Several years ago when I was complaining about not having any inspiration upon which to create a tutorial, my long suffering wife suggested that I do a tutorial on how to create the logo for my alma mater, Art Center College of Design in Los Angeles. And this month lacking both a Guest Tutor and inspiration, I have decided to accept her suggestion. Even new users should be able to complete these tutorials.

Download this tutorial:  Guest-Tutorial-101-Dec-2011

Figure 01Display the screen rulers (Window > Bars > Rulers, or use the keyboard shortcut, Ctrl L). Drag a vertical and horizontal guideline from the screen rulers (hold down the left mouse button and drag from the ruler onto the page).

Figure 02Select the Ellipse Tool (keyboard shortcut is L). Click the Diameter Creation icon on the Infobar at the top of the screen. Hold down the Shift key on your keyboard, click at the intersection of the two guidelines and drag a 350 pixel circle as shown above.

TIP: Create any size circle. Then on the Infobar, highlight and change the W and H dimensions to 350 and press Enter to apply the change. This works with ellipses, rectangles and squares as well. It only works right after the object’s creation however. Your circle should look just like mine above.

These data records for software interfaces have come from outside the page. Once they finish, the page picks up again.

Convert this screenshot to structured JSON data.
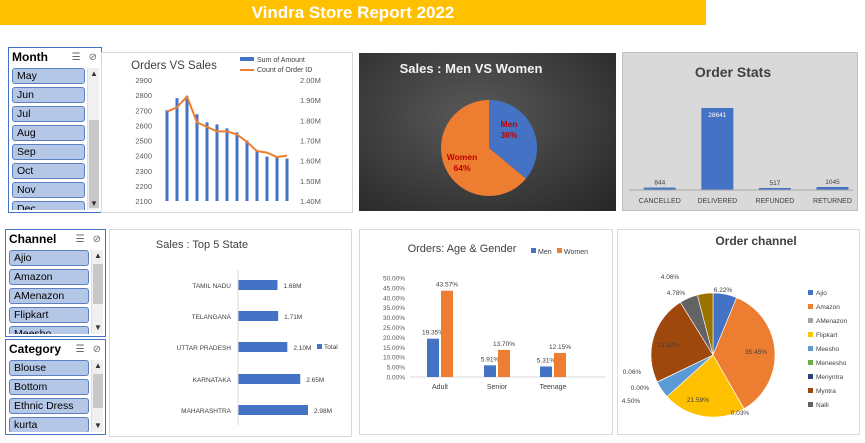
{
  "title": "Vindra Store Report 2022",
  "slicers": {
    "month": {
      "title": "Month",
      "items": [
        "May",
        "Jun",
        "Jul",
        "Aug",
        "Sep",
        "Oct",
        "Nov",
        "Dec"
      ]
    },
    "channel": {
      "title": "Channel",
      "items": [
        "Ajio",
        "Amazon",
        "AMenazon",
        "Flipkart",
        "Meesho"
      ]
    },
    "category": {
      "title": "Category",
      "items": [
        "Blouse",
        "Bottom",
        "Ethnic Dress",
        "kurta"
      ]
    }
  },
  "colors": {
    "blue": "#4472c4",
    "orange": "#ed7d31",
    "gray": "#a5a5a5",
    "yellow": "#ffc000",
    "lightblue": "#5b9bd5",
    "green": "#70ad47",
    "navy": "#264478",
    "brown": "#9e480e",
    "olive": "#997300",
    "header": "#ffc000"
  },
  "chart_data": [
    {
      "type": "bar",
      "title": "Orders VS Sales",
      "series": [
        {
          "name": "Sum of Amount",
          "type": "bar",
          "axis": "right",
          "values": [
            1.85,
            1.91,
            1.92,
            1.83,
            1.79,
            1.78,
            1.76,
            1.74,
            1.7,
            1.65,
            1.62,
            1.62,
            1.61
          ]
        },
        {
          "name": "Count of Order ID",
          "type": "line",
          "axis": "left",
          "values": [
            2690,
            2720,
            2790,
            2620,
            2590,
            2560,
            2560,
            2540,
            2490,
            2430,
            2420,
            2390,
            2400
          ]
        }
      ],
      "left_ticks": [
        "2900",
        "2800",
        "2700",
        "2600",
        "2500",
        "2400",
        "2300",
        "2200",
        "2100"
      ],
      "right_ticks": [
        "2.00M",
        "1.90M",
        "1.80M",
        "1.70M",
        "1.60M",
        "1.50M",
        "1.40M"
      ],
      "ylim_left": [
        2100,
        2900
      ],
      "ylim_right": [
        1.4,
        2.0
      ],
      "legend": "top-right"
    },
    {
      "type": "pie",
      "title": "Sales : Men VS Women",
      "slices": [
        {
          "label": "Men",
          "value": 36,
          "text": "36%",
          "color": "#4472c4"
        },
        {
          "label": "Women",
          "value": 64,
          "text": "64%",
          "color": "#ed7d31"
        }
      ]
    },
    {
      "type": "bar",
      "title": "Order Stats",
      "categories": [
        "CANCELLED",
        "DELIVERED",
        "REFUNDED",
        "RETURNED"
      ],
      "values": [
        844,
        28641,
        517,
        1045
      ],
      "labels": [
        "844",
        "28641",
        "517",
        "1045"
      ]
    },
    {
      "type": "bar",
      "orientation": "horizontal",
      "title": "Sales : Top 5 State",
      "categories": [
        "TAMIL NADU",
        "TELANGANA",
        "UTTAR PRADESH",
        "KARNATAKA",
        "MAHARASHTRA"
      ],
      "values": [
        1.68,
        1.71,
        2.1,
        2.65,
        2.98
      ],
      "labels": [
        "1.68M",
        "1.71M",
        "2.10M",
        "2.65M",
        "2.98M"
      ],
      "legend": "Total"
    },
    {
      "type": "bar",
      "title": "Orders: Age & Gender",
      "categories": [
        "Adult",
        "Senior",
        "Teenage"
      ],
      "series": [
        {
          "name": "Men",
          "values": [
            19.35,
            5.91,
            5.31
          ],
          "labels": [
            "19.35%",
            "5.91%",
            "5.31%"
          ]
        },
        {
          "name": "Women",
          "values": [
            43.57,
            13.7,
            12.15
          ],
          "labels": [
            "43.57%",
            "13.70%",
            "12.15%"
          ]
        }
      ],
      "y_ticks": [
        "50.00%",
        "45.00%",
        "40.00%",
        "35.00%",
        "30.00%",
        "25.00%",
        "20.00%",
        "15.00%",
        "10.00%",
        "5.00%",
        "0.00%"
      ],
      "ylim": [
        0,
        50
      ],
      "legend": "top"
    },
    {
      "type": "pie",
      "title": "Order channel",
      "slices": [
        {
          "label": "Ajio",
          "value": 6.22,
          "text": "6.22%",
          "color": "#4472c4"
        },
        {
          "label": "Amazon",
          "value": 35.45,
          "text": "35.45%",
          "color": "#ed7d31"
        },
        {
          "label": "AMenazon",
          "value": 0.03,
          "text": "0.03%",
          "color": "#a5a5a5"
        },
        {
          "label": "Flipkart",
          "value": 21.59,
          "text": "21.59%",
          "color": "#ffc000"
        },
        {
          "label": "Meesho",
          "value": 4.5,
          "text": "4.50%",
          "color": "#5b9bd5"
        },
        {
          "label": "Meneesho",
          "value": 0.0,
          "text": "0.00%",
          "color": "#70ad47"
        },
        {
          "label": "Menyntra",
          "value": 0.06,
          "text": "0.06%",
          "color": "#264478"
        },
        {
          "label": "Myntra",
          "value": 23.32,
          "text": "23.32%",
          "color": "#9e480e"
        },
        {
          "label": "Nalli",
          "value": 4.78,
          "text": "4.78%",
          "color": "#636363"
        },
        {
          "label": "",
          "value": 4.06,
          "text": "4.06%",
          "color": "#997300"
        }
      ]
    }
  ]
}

Your circle should look just like mine above.Figure 03With the circle selected, open the Color Editor (Ctrl e). Select the HSV Color Model (Hue Saturation Value). Enter these color values: H: 15, S: 200, V: 255.Figure 04If you followed my instructions, you should have something like the logo shown above. If you are wondering, yes, that was the actual Art Center logo and to some extent still is, though now it is gray and smaller. But the college catalog looked pretty much like the above, except it was square. Simple but very recognizable. So this got me to thinking. A circle is a circle is a circle, isn’t it? Well yes and no. Maybe visually. Bit what about in terms of creation? On the following pages we’ll look at some other methods you can use to create a circle. After all, I have four more pages to fill up!